Task requirements
Search the records for "time". Report every line where it occurs.

Material supplied

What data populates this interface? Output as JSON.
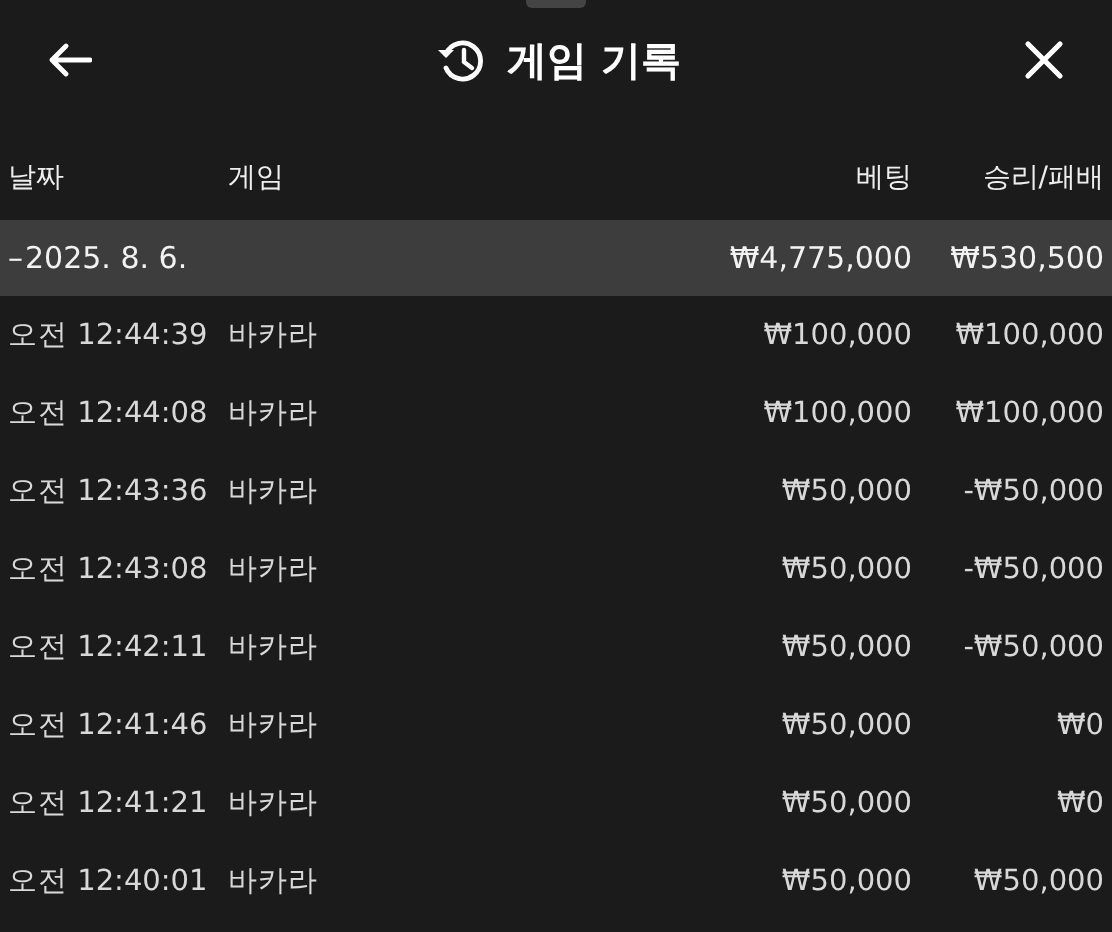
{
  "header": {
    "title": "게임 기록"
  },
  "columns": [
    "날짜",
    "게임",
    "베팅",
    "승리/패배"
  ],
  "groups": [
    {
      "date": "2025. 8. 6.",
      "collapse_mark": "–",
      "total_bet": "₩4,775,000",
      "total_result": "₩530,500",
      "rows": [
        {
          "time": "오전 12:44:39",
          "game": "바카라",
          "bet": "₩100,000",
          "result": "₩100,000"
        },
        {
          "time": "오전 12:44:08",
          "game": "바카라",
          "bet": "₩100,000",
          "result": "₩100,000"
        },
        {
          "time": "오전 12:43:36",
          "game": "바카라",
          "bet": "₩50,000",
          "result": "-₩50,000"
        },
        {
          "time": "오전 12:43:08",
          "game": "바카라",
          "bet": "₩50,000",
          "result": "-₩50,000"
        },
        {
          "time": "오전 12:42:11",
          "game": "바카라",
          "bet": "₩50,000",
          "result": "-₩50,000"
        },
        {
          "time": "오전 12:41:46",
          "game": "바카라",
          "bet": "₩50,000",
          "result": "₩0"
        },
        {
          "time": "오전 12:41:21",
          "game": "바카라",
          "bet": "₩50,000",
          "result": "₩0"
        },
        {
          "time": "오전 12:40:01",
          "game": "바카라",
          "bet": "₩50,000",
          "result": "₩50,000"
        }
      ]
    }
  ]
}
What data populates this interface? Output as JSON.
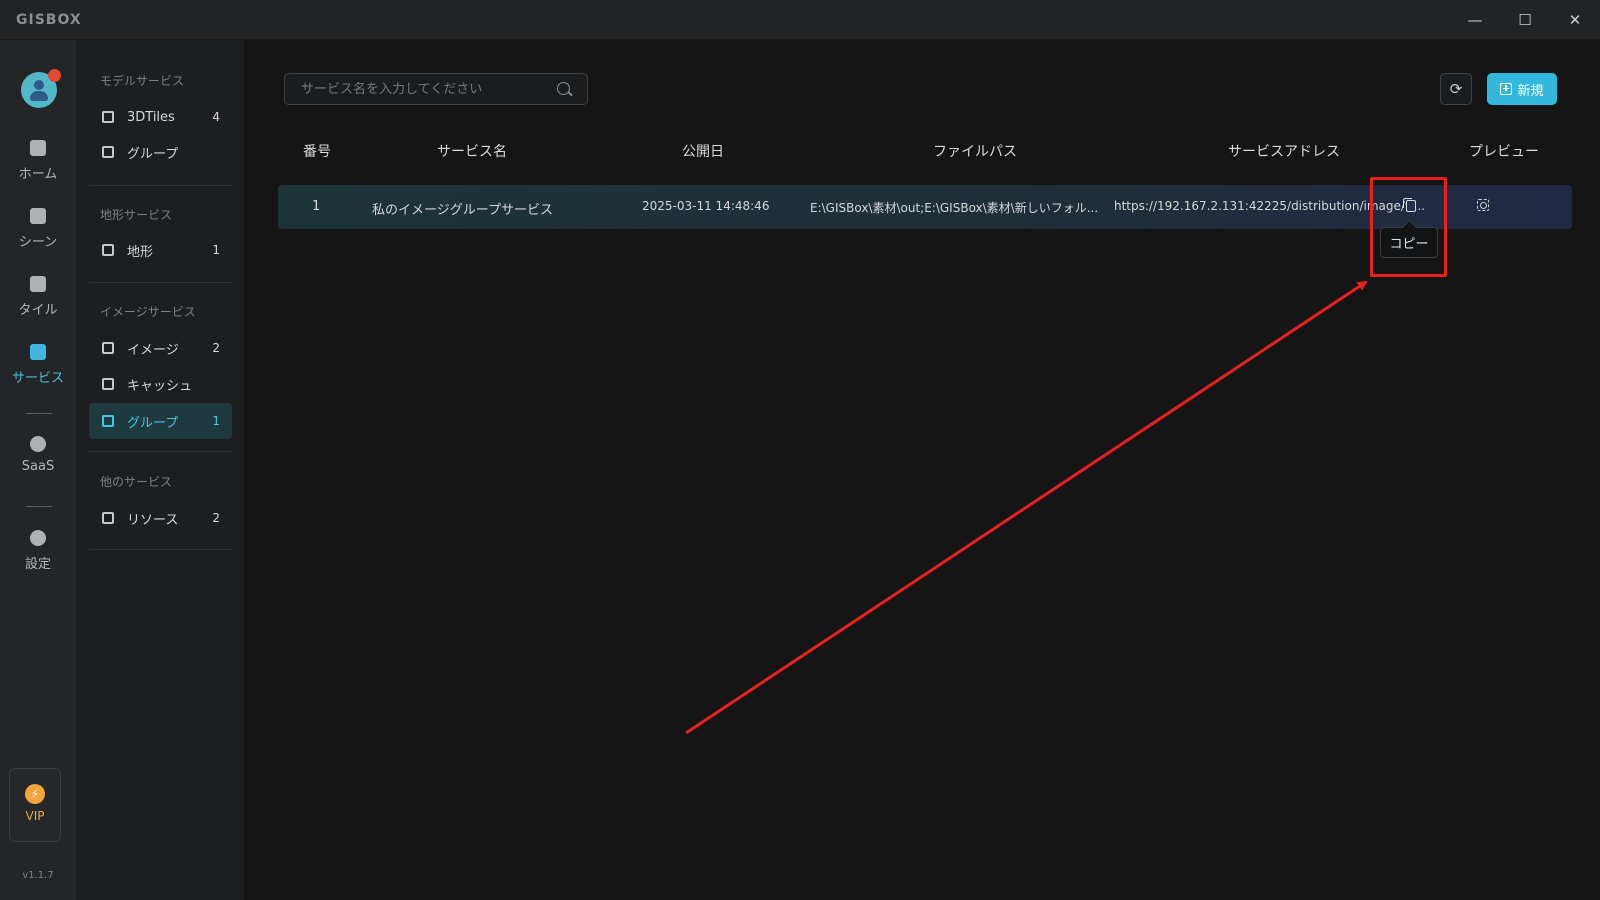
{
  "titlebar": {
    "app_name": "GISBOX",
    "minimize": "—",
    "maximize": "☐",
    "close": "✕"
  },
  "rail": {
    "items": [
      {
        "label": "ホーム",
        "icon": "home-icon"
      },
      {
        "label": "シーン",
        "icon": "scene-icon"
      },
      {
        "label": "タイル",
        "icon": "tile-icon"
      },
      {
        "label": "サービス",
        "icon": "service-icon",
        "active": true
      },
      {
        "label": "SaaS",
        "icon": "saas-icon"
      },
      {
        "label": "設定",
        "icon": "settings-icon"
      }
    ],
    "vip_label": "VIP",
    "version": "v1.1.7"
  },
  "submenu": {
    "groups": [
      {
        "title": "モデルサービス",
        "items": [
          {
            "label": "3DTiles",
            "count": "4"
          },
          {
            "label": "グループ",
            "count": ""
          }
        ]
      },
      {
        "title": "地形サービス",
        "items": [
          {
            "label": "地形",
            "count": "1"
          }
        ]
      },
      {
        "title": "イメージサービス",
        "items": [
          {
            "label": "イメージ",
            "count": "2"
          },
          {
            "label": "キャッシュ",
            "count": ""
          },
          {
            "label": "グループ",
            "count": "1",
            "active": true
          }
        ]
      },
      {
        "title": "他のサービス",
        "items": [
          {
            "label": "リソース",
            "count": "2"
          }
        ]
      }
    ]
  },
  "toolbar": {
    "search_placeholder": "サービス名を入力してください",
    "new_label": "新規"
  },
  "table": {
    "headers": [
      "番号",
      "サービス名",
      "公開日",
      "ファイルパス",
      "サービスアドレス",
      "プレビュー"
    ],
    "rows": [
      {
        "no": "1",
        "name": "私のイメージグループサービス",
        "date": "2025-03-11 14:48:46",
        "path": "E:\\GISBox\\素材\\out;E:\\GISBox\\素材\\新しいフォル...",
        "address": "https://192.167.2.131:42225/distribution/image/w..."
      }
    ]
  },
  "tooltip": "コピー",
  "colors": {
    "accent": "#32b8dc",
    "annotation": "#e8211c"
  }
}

Answer for this exercise
          "time": "오전 12:44:39",
          "time": "오전 12:44:08",
          "time": "오전 12:43:36",
          "time": "오전 12:43:08",
          "time": "오전 12:42:11",
          "time": "오전 12:41:46",
          "time": "오전 12:41:21",
          "time": "오전 12:40:01",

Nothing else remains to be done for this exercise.